What to Expect in Your First Meeting

It can feel a little intimidating, embarrassing, or downright uncomfortable reaching out to someone for assistance in rescuing a souring relationship.  During our first meeting together I have three outcomes:

First, I want to make it safe to express what you are feeling and going through without intellectualizingCouple Fighting, analyzing, talking down to or criticizing each other. No one gets to be right; no one is wrong. I want to give you the opportunity to speak your truth as you see it. I also want an opportunity to interact with you, ask you some questions to make sure it isn’t a mental health counselor that you should be seeing. I’ll give you a short assessment. You will talk. I will listen. Deeply.

Second, I want to assist you in uncovering what you are really arguing about. As I introduce you to the Six Human Needs you will discover most of the time what couples think they are fighting about isn’t the real argument. Some deeper hurt or frustration usually gets triggered by the way they express themselves if something is bothering them. For example, consider these snippets of common criticisms:

“You said were going to be home in time for dinner and again, you weren’t; you just don’t give a damn about me.”

“All you ever do is work. We never do anything together any more now that we live together.”

“You decide you are going to do the dishes and put the trash out and I’m supposed to get excited? You never help around the house.”

May sound very familiar sounding to anyone and everyone who has ever been in a relationship. The deeper emotional need of the complaining partner still goes unexpressed. Even worse, much of the time couples sweep their real emotional needs under the rug until seemingly out of nowhere a big explosion takes place. Often the receiving partner feels it “came out of no where.”

Underneath all criticism is a request. As we work together to re-frame or re-label common arguments you may be surprised to see what’s underneath your partner’s anger. For example, each of the above accusations could be re-framed in the following manner:

“I was so exhausted when I left work and it was important to have you there, not so much to help me fix dinner, but just for you to be there for me.”

“I really missed spending quality time with you and sharing those special moments we used to create together.”

“I was so grateful when you cleaned the kitchen and took out the garbage. It made me realize how much I need you to help me more often with the other household stuff.”

Third, as we wind down the session I want to get your stories. We start with the juiciest one first – the story of how you first met and fell in love.  I like to end on this note -because of recent findings in neurobiology. I give you an assignment to help you deepen the new learning from this first meeting.

You leave with hope, or as one recent client stated, “We left here with more understanding about what was going on, and more hope for our relationship than we did with the three marriage therapists we’ve seen.”

Let’s just say that’s the power of Strategic Intervention.

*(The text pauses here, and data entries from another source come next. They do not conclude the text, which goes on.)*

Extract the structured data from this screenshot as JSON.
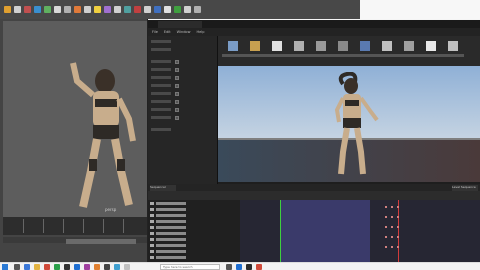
{
  "ue": {
    "menu": [
      "File",
      "Edit",
      "Window",
      "Help"
    ]
  },
  "maya": {
    "camera_label": "persp"
  },
  "sequencer": {
    "tab_left": "Sequencer",
    "tab_right": "Level Sequence"
  },
  "taskbar": {
    "search_placeholder": "Type here to search"
  },
  "colors": {
    "ue_bg": "#1e1e1e",
    "maya_bg": "#444444",
    "sequencer_range": "#3a3a6a",
    "start_green": "#3ecf3e",
    "end_red": "#d23b3b"
  }
}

It helps to quickly uncover the deeper, hidden needs that you each bring to your relationship. This knowledge will set the stage for you to gain greater emotional intimacy and help you to love each other with new-found appreciation.